In the data, find the word "JSON" and copy out every line that has it.

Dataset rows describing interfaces
· · · ·

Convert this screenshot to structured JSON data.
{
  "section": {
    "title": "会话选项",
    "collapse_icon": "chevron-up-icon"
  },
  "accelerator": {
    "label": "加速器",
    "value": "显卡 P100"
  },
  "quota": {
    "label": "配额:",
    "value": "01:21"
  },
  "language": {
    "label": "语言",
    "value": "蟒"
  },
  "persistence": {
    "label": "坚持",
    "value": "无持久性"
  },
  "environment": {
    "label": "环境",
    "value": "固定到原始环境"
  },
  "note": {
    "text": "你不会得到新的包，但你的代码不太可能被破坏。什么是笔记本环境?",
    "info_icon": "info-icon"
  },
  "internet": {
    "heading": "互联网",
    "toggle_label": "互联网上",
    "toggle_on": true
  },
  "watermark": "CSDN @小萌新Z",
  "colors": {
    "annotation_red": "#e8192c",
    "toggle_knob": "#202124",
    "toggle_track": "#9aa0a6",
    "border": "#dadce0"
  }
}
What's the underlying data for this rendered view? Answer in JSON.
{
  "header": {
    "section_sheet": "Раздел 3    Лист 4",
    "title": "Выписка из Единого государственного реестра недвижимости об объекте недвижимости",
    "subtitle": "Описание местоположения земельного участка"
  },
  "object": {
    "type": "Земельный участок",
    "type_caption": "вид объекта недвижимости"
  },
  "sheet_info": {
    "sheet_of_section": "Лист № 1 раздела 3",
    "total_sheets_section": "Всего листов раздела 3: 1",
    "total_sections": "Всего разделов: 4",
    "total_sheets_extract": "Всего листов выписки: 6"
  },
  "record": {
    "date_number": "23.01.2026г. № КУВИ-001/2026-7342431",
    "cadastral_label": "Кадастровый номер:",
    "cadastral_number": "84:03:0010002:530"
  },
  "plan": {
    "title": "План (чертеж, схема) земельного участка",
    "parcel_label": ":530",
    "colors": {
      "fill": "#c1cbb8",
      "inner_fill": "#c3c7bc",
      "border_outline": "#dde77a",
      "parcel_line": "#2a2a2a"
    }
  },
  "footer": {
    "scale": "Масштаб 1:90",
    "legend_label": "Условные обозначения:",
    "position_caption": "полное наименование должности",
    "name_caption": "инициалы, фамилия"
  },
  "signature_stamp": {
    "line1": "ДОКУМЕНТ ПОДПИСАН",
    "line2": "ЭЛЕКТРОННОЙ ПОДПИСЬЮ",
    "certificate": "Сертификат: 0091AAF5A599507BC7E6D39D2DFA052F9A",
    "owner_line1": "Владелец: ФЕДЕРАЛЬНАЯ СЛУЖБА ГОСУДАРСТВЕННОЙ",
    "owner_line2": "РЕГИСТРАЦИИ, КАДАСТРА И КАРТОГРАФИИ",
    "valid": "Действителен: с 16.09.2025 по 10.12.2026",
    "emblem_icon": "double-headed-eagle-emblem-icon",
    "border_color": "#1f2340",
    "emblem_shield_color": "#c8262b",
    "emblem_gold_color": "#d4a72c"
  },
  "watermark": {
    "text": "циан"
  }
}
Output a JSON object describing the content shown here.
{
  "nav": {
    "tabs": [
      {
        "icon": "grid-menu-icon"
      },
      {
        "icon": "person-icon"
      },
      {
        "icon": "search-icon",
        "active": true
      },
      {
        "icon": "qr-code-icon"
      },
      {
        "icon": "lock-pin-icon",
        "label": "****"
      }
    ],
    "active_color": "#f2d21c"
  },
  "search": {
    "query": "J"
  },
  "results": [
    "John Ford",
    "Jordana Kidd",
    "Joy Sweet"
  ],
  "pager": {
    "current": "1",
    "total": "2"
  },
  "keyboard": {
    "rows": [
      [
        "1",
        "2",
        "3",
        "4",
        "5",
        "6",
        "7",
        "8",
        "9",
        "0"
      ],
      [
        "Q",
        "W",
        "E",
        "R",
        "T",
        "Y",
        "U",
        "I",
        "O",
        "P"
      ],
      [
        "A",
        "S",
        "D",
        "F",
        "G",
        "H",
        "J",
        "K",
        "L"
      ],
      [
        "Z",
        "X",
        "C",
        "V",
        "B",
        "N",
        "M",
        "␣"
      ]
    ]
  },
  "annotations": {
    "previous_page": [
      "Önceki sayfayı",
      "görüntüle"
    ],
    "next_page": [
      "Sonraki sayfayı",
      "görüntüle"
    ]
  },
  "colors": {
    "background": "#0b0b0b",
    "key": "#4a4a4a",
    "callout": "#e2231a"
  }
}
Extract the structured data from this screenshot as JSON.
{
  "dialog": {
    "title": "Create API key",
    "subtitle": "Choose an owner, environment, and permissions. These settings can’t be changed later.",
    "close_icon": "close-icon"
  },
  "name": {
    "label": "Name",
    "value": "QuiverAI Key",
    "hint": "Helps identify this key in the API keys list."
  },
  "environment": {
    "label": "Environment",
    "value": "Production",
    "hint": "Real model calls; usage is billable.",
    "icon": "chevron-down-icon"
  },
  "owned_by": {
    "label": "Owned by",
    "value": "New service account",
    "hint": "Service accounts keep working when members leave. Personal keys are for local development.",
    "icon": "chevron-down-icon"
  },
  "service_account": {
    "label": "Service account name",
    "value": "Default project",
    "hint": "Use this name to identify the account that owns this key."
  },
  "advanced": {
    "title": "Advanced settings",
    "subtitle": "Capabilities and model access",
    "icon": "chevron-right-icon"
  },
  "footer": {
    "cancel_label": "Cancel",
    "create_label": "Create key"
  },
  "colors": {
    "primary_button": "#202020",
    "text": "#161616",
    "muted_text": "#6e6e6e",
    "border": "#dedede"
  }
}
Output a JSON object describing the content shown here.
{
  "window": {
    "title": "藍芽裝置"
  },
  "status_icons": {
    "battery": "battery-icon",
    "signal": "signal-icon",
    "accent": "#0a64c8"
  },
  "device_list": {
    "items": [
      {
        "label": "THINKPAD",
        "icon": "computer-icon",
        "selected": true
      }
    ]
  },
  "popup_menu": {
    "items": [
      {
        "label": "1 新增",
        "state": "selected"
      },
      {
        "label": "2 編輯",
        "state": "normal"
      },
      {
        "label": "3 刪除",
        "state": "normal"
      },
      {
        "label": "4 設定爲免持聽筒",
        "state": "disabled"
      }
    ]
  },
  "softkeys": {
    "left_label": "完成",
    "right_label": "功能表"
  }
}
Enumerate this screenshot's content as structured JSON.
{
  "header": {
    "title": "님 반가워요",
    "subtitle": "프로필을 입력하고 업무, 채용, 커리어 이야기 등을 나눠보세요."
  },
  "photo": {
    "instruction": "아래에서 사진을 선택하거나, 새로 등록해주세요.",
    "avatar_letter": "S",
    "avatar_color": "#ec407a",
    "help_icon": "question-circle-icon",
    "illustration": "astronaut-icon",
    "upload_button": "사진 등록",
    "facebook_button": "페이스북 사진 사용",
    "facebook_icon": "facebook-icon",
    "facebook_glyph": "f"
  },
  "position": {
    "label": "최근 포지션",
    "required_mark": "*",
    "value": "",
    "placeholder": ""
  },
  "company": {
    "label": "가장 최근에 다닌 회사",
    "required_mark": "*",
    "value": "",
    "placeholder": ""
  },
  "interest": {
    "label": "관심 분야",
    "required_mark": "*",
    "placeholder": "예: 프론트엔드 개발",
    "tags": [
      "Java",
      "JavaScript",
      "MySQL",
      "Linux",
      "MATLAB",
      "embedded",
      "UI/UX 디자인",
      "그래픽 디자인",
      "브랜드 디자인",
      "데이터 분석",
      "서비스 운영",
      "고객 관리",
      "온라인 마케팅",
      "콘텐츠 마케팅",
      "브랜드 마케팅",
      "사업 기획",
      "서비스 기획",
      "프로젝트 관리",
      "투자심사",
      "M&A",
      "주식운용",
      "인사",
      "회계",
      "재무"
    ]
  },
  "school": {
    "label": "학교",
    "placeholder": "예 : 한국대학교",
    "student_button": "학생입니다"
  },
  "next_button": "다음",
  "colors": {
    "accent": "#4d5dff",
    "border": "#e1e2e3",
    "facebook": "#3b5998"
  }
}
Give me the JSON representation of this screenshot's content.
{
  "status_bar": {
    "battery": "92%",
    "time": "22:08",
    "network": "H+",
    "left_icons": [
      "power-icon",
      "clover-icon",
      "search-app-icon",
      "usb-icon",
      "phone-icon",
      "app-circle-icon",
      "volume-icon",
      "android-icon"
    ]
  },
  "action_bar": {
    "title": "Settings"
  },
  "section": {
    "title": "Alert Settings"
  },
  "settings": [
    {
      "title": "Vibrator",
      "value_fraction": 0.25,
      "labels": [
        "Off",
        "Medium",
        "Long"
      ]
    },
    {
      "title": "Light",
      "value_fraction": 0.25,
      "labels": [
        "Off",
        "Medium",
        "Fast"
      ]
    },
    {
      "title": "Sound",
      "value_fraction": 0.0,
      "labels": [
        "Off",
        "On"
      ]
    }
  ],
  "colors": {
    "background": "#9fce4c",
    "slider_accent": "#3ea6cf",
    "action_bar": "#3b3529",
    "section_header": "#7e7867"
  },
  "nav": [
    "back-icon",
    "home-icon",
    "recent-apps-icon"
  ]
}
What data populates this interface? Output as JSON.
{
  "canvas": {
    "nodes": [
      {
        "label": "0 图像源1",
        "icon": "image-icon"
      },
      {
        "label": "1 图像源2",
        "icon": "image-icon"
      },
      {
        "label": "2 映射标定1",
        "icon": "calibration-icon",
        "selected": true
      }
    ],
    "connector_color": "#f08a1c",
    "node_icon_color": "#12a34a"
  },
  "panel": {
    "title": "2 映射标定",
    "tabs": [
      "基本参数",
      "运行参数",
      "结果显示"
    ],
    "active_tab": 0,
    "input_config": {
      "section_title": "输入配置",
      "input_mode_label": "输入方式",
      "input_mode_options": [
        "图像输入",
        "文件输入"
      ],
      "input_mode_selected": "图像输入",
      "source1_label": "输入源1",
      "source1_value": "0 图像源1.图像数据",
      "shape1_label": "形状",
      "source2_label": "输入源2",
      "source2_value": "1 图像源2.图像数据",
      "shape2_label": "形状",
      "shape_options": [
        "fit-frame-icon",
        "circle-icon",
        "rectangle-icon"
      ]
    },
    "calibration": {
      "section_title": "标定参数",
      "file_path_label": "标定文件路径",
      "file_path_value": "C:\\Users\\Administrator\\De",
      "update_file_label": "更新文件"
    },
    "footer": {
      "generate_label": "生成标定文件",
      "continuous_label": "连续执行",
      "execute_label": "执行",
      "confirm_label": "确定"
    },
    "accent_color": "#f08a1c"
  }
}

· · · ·

(The completed task)
Convert this screenshot to structured JSON data.
What's the underlying data for this rendered view? Answer in JSON.
Output a JSON object describing the content shown here.
Extract the structured data from this screenshot as JSON.
Output a JSON object describing the content shown here.
Enumerate this screenshot's content as structured JSON.
Give me the JSON representation of this screenshot's content.
What data populates this interface? Output as JSON.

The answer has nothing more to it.